** Action item **
Among the lines below, list those containing the string "JSON".

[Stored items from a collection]
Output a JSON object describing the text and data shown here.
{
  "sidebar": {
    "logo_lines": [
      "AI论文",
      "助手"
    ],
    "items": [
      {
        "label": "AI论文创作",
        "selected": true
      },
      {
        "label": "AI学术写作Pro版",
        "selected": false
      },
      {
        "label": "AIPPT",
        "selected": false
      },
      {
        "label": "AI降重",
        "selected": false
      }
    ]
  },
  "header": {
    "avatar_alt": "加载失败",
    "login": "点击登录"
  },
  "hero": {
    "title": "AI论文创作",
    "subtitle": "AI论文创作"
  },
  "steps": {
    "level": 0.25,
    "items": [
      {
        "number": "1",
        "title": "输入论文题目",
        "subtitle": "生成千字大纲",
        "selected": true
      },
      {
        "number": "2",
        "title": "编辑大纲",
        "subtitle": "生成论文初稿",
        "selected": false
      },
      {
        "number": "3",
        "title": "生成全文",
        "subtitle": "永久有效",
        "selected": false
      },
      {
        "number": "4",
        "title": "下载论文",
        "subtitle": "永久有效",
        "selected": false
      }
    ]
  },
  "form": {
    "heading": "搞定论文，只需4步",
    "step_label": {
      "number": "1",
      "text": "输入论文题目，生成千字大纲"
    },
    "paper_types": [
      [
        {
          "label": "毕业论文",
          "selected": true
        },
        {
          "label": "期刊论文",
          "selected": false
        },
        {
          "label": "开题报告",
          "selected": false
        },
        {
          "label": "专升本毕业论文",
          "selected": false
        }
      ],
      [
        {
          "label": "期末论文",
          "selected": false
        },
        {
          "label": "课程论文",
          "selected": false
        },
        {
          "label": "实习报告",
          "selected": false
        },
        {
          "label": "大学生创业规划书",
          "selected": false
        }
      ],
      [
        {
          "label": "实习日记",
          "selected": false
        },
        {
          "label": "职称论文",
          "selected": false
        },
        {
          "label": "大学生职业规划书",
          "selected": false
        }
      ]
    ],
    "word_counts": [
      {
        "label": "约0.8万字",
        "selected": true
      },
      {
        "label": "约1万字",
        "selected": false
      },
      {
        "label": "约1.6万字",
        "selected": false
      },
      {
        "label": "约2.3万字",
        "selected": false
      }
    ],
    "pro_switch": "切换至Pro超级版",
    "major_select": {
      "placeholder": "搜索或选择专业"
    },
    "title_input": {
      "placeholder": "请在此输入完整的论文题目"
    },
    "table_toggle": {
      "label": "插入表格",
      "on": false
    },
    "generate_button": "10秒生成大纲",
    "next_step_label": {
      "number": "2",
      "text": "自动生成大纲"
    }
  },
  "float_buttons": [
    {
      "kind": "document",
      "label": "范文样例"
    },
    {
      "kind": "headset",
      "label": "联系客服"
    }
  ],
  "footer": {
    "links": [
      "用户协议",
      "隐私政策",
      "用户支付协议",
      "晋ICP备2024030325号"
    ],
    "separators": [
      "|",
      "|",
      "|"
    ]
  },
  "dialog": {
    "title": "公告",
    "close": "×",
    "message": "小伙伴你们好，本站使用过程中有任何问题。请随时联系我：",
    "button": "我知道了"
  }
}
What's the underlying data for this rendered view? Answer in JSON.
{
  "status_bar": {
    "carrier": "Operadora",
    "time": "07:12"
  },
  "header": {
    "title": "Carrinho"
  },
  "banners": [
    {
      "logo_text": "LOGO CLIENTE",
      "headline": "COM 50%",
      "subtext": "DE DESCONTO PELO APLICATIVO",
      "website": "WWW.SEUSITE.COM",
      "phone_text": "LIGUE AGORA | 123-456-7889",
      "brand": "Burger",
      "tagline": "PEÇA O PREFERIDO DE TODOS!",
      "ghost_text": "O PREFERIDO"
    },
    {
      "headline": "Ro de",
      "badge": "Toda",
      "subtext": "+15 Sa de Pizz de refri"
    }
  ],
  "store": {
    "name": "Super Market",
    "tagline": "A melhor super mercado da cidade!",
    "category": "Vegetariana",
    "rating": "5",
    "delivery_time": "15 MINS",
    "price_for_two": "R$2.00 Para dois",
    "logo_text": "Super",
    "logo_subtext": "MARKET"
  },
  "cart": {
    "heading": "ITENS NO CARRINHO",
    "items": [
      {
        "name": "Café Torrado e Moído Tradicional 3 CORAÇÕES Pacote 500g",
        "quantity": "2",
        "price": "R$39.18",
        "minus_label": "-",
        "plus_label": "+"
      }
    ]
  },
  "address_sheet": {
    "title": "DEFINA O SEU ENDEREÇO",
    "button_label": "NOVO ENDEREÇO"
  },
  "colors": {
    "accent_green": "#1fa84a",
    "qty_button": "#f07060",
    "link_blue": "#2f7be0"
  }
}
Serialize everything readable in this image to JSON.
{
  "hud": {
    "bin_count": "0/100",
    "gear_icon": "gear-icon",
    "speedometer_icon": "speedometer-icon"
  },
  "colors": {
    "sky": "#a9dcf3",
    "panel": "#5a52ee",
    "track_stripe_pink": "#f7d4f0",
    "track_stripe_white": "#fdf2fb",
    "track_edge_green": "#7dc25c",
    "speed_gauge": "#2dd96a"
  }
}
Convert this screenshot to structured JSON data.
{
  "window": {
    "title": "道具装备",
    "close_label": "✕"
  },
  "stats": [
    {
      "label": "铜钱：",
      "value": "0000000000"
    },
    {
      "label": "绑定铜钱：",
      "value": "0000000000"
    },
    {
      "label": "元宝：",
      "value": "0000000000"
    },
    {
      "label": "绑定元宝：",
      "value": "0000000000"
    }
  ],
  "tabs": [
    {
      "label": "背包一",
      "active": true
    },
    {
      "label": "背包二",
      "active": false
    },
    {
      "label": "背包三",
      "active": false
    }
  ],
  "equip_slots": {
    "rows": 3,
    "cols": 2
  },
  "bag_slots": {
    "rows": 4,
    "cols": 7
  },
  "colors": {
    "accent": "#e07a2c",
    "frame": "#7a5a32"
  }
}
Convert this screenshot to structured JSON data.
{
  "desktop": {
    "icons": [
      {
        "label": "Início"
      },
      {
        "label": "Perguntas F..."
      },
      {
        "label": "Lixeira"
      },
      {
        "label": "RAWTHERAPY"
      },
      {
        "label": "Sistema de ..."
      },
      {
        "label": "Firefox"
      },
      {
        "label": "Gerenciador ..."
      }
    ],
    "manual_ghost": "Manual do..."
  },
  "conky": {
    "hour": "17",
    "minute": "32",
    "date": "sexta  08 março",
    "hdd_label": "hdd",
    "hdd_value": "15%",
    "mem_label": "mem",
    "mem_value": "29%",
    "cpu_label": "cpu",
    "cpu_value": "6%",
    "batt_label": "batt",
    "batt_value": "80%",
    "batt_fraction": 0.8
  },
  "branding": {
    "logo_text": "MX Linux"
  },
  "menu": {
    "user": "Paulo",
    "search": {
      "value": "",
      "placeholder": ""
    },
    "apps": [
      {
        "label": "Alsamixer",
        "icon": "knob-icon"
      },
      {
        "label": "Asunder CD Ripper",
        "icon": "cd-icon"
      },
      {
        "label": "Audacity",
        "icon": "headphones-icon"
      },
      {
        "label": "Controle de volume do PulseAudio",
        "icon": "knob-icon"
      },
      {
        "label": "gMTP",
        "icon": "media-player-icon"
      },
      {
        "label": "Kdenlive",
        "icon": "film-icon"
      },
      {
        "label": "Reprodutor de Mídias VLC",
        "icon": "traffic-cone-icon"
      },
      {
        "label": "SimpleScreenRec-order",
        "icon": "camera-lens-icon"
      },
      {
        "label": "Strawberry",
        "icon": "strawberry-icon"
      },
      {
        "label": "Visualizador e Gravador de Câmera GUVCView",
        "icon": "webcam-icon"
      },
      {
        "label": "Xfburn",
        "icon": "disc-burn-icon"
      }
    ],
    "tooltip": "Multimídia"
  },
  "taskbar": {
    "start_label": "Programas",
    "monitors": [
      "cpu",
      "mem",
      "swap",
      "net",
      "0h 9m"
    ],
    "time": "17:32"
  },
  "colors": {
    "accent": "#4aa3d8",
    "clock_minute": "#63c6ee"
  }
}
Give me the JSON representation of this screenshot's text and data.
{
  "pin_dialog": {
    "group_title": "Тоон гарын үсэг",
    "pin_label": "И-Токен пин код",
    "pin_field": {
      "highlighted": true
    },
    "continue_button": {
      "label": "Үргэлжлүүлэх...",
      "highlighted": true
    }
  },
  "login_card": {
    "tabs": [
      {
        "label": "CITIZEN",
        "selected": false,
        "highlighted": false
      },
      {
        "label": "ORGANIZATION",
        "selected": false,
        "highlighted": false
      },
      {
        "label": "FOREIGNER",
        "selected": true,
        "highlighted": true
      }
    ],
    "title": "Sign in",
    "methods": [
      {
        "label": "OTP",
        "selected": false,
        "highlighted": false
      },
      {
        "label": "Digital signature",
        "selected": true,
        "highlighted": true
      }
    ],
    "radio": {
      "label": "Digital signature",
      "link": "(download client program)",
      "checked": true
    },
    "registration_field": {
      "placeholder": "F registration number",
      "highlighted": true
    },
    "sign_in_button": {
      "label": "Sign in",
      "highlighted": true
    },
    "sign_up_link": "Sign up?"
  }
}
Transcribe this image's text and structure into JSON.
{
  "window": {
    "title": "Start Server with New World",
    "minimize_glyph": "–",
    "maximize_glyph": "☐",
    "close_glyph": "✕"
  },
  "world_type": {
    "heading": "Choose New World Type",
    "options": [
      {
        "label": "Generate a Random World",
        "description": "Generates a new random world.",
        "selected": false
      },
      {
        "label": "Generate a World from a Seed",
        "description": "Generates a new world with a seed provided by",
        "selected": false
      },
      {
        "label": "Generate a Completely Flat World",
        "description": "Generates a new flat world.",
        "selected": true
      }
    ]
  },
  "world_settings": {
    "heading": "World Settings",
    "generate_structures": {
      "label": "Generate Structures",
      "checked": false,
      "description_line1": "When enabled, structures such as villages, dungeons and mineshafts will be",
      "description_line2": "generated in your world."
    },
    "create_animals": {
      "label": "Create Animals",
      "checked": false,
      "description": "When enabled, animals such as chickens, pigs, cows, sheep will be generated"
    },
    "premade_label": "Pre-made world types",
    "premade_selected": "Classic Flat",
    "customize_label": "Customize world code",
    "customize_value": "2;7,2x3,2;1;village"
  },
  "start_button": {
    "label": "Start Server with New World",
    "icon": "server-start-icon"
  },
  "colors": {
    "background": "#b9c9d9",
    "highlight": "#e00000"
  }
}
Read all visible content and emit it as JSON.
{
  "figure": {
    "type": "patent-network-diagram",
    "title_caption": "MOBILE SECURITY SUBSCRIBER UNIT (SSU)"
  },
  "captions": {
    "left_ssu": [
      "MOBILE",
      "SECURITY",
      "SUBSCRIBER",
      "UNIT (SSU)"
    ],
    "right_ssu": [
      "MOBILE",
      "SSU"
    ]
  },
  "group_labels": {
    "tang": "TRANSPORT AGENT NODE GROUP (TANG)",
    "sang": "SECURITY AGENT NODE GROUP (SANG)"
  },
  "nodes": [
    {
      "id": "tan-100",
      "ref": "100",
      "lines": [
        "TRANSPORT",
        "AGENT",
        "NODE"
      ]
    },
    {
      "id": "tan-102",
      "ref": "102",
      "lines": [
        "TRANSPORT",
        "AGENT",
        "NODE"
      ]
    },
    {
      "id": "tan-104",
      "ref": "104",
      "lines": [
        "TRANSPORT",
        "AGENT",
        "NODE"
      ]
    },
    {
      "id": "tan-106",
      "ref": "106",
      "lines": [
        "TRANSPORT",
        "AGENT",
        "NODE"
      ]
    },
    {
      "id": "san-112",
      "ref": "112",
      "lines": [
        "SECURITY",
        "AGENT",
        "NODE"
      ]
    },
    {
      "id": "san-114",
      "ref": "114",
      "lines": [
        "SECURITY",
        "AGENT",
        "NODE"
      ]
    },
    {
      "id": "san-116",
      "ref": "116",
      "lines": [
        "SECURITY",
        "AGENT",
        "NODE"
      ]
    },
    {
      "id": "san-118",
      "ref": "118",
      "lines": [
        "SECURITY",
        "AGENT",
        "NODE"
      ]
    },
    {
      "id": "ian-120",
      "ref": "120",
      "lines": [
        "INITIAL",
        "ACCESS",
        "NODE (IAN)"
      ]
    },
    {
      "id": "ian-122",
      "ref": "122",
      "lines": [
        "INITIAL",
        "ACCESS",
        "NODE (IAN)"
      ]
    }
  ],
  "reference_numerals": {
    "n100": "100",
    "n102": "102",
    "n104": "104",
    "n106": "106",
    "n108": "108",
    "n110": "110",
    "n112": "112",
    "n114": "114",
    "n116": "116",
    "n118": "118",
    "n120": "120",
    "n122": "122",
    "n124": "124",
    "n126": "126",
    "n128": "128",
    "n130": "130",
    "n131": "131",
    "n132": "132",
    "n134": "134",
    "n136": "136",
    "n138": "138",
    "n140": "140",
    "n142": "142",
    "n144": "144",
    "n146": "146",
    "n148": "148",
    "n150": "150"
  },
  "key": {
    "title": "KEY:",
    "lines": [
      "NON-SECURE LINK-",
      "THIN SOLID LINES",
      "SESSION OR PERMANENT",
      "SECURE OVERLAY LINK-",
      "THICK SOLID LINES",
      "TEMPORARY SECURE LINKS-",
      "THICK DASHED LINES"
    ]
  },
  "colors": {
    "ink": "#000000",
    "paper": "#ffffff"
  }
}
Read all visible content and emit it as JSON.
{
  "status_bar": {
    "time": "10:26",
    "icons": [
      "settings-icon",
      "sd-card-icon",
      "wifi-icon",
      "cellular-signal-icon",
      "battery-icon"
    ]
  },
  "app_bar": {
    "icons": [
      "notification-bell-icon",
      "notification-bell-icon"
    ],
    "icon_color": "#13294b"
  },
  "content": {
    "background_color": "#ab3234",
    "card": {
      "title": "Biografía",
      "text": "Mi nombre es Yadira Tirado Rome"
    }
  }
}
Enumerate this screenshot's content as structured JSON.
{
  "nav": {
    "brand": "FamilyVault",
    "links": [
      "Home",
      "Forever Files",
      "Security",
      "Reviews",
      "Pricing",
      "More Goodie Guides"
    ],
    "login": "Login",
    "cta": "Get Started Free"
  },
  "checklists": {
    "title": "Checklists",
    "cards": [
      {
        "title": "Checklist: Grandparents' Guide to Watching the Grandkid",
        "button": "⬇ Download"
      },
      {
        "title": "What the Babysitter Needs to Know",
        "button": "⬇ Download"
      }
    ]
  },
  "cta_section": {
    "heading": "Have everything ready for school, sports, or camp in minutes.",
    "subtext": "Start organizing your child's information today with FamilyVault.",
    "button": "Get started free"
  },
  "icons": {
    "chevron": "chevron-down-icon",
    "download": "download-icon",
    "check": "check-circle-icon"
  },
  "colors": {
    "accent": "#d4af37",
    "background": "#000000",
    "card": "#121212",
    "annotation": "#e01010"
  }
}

** Reply to the exercise **
Output a JSON object describing the text and data shown here.
What's the underlying data for this rendered view? Answer in JSON.
Serialize everything readable in this image to JSON.
Convert this screenshot to structured JSON data.
Convert this screenshot to structured JSON data.
Give me the JSON representation of this screenshot's text and data.
Transcribe this image's text and structure into JSON.
Read all visible content and emit it as JSON.
Read all visible content and emit it as JSON.
Enumerate this screenshot's content as structured JSON.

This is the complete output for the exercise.